potential for implementation of e-procurement
marketplace
March 2004 OntarioBuys is initiated
April 2006 OECM Phase 2 funding of 1.2M received
November 2005 OECM completes Phase 1,
identifying significant economic, operational
savings
May 2006 OECM begins Phase 2 Software Selection
and Detailed Design
March 2005 Small group of procurement
professionals from universities, colleges, school
boards (SCU) develop joint funding proposal to MoF
30
31
OECM Next Steps
June 20, 2006
  • Spring/Summer 2006
  • Phase 2 Software Selection and Detailed Design
    begins (CGI engaged)
  • Develop communications and marketing plan to
    ensure all stakeholders are continually updated
  • Website under development and will be ready by
    fall
  • Newsletters being developed for the three sectors
    and will be distributed through Associations (NPC
    will be provided updates for CAUBO)
  • Develop buyer, supplier adoption strategies
  • Develop future OECM governance model

31
32
OECM Next Steps
June 20, 2006
  • Spring/Summer 2006
  • Develop Due Diligence Framework to
  • Validate the financial model and assumptions
    based on an independent review of the business
    case
  • Validate the technology readiness of
    e-marketplaces in large, broader public sector
    environments
  • Identify audit e-paper trails to satisfy all
    stakeholders

32
33
OECM Next Steps
June 20, 2006
  • Fall 2006
  • Deliver four (4) regional in-depth workshops to
    universities, colleges, schools on OECM project
  • Institutional Membership Campaign begins
  • Supplier Membership Campaign continues
  • Begin design of marketplace

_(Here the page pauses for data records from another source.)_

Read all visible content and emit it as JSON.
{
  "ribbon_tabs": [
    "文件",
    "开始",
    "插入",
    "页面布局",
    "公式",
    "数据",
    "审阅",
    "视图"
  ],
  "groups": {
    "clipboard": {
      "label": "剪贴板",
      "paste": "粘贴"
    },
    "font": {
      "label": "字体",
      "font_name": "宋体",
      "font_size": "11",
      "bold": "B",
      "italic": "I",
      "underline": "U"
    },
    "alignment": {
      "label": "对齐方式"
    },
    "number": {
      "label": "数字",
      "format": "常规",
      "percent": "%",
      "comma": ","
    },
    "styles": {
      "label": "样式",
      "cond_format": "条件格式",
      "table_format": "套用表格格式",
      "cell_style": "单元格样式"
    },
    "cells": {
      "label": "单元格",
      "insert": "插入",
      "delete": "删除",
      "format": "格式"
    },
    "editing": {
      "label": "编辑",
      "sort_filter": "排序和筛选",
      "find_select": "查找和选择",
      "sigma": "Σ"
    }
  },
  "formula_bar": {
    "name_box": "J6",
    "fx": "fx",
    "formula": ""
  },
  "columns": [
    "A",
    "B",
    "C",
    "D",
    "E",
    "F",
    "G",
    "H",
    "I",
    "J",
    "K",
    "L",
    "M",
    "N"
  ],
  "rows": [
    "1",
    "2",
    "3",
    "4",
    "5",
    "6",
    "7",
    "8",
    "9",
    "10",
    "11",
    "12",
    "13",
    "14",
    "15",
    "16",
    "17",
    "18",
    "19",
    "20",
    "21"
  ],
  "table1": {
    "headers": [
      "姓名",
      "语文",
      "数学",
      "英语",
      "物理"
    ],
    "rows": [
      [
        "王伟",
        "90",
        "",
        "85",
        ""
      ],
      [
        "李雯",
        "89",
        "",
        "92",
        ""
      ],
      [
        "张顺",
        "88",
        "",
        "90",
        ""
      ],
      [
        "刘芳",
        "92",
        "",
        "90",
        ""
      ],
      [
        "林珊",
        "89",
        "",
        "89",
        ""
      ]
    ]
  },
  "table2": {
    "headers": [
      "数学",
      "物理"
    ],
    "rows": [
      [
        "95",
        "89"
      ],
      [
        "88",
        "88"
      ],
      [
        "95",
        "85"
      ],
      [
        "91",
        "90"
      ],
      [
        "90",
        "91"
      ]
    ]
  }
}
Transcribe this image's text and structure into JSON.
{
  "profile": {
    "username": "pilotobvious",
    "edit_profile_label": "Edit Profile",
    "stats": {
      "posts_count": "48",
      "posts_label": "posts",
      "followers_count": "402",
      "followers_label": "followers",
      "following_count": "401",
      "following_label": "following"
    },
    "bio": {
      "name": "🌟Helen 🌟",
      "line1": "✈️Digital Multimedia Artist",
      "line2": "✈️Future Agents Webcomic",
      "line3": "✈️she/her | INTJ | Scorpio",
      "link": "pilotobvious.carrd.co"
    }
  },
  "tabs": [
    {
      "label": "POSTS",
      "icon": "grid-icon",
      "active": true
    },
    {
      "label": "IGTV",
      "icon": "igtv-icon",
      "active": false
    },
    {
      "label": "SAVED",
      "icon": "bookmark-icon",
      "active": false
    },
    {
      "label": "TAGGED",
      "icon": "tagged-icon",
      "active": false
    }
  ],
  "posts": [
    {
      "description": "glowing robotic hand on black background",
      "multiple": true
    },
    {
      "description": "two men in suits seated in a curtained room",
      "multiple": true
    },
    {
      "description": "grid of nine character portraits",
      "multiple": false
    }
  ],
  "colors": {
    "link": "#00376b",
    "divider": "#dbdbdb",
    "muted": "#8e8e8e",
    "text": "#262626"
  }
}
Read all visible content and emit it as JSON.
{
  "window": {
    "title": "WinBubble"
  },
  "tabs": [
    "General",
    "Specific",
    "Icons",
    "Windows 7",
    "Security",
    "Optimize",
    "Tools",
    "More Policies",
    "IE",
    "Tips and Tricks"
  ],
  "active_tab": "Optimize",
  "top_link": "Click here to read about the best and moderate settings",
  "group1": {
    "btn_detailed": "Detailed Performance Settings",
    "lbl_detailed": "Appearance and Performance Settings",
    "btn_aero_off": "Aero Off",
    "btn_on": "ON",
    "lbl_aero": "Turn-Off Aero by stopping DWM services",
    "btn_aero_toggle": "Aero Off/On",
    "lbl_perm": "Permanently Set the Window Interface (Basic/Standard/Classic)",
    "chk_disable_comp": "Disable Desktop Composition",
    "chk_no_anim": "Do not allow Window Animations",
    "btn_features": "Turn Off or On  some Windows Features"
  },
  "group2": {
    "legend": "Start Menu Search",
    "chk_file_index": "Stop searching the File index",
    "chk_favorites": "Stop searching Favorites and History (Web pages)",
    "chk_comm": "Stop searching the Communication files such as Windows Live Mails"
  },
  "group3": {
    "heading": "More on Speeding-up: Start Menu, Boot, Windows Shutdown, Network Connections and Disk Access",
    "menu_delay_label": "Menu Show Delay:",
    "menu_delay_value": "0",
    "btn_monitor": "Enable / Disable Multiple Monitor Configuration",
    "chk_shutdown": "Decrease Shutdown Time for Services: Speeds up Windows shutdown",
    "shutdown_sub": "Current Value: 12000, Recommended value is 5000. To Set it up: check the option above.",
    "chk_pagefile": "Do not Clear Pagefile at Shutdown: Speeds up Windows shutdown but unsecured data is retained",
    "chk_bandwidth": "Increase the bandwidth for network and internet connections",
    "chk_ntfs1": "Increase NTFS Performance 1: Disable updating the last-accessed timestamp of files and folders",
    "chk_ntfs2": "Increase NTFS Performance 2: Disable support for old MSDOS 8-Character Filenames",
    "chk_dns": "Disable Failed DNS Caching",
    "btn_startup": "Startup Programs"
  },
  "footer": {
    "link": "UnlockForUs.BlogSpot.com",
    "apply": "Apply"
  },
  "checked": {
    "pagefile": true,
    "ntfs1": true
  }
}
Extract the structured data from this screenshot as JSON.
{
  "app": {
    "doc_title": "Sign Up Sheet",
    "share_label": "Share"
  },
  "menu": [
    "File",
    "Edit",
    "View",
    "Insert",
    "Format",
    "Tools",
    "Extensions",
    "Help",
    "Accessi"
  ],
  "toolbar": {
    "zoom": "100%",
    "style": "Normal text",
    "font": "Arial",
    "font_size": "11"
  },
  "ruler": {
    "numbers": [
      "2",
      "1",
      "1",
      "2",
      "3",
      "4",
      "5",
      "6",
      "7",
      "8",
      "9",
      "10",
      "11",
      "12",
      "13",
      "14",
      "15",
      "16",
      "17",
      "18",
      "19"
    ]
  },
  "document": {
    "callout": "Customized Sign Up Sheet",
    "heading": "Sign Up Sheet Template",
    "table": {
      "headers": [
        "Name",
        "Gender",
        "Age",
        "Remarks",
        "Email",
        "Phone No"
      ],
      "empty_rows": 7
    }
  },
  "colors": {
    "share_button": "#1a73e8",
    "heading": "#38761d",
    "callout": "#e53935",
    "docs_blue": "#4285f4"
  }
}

33
34
Participating Institutions Representatives
June 20, 2006
34
35
OECM Key Contacts
June 20, 2006
  • Renata Faverin,
  • Chair, OECM Steering Committee and Director,
    Procurement Services,
  • York University
  • (416) 736-5143
  • Franca Gemignani,
  • Project Coordinator, OECM
  • fmgeminan_at_rogers.com
  • (416) 627-3489

35
36
Thank You
About PowerShow.com